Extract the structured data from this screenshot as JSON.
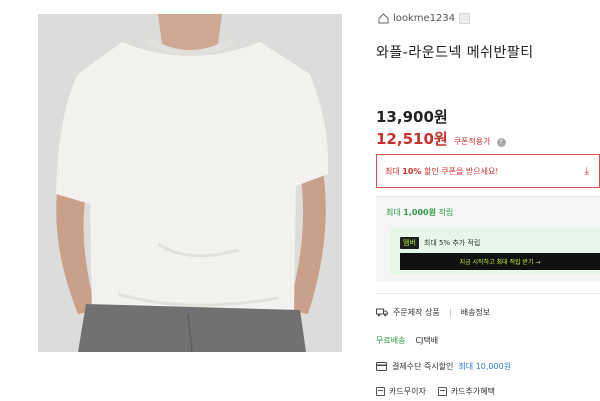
{
  "product": {
    "image_alt": "white waffle round-neck short-sleeve t-shirt on model",
    "seller": "lookme1234",
    "title": "와플-라운드넥 메쉬반팔티"
  },
  "pricing": {
    "original": "13,900원",
    "coupon_price": "12,510원",
    "coupon_label": "쿠폰적용가",
    "coupon_box_prefix": "최대",
    "coupon_box_rate": "10%",
    "coupon_box_suffix": "할인 쿠폰을 받으세요!"
  },
  "points": {
    "prefix": "최대",
    "amount": "1,000원",
    "suffix": "적립",
    "member_tag": "멤버",
    "member_text": "최대 5% 추가 적립",
    "member_cta": "지금 시작하고 최대 적립 받기 →"
  },
  "shipping": {
    "made_to_order": "주문제작 상품",
    "shipping_info": "배송정보",
    "free_delivery": "무료배송",
    "carrier": "CJ택배"
  },
  "payment": {
    "discount_text": "결제수단 즉시할인",
    "max_discount": "최대 10,000원",
    "tag_card_free": "카드무이자",
    "tag_card_extra": "카드추가혜택"
  },
  "colors": {
    "price_red": "#c9302c",
    "point_green": "#2e9d45",
    "member_lime": "#c6f542",
    "discount_blue": "#2e7bd6"
  }
}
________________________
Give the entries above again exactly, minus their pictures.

Extract the structured data from this screenshot as JSON.
{
  "product": {
    "image_alt": "white waffle round-neck short-sleeve t-shirt on model",
    "seller": "lookme1234",
    "title": "와플-라운드넥 메쉬반팔티"
  },
  "pricing": {
    "original": "13,900원",
    "coupon_price": "12,510원",
    "coupon_label": "쿠폰적용가",
    "coupon_box_prefix": "최대",
    "coupon_box_rate": "10%",
    "coupon_box_suffix": "할인 쿠폰을 받으세요!"
  },
  "points": {
    "prefix": "최대",
    "amount": "1,000원",
    "suffix": "적립",
    "member_tag": "멤버",
    "member_text": "최대 5% 추가 적립",
    "member_cta": "지금 시작하고 최대 적립 받기 →"
  },
  "shipping": {
    "made_to_order": "주문제작 상품",
    "shipping_info": "배송정보",
    "free_delivery": "무료배송",
    "carrier": "CJ택배"
  },
  "payment": {
    "discount_text": "결제수단 즉시할인",
    "max_discount": "최대 10,000원",
    "tag_card_free": "카드무이자",
    "tag_card_extra": "카드추가혜택"
  },
  "colors": {
    "price_red": "#c9302c",
    "point_green": "#2e9d45",
    "member_lime": "#c6f542",
    "discount_blue": "#2e7bd6"
  }
}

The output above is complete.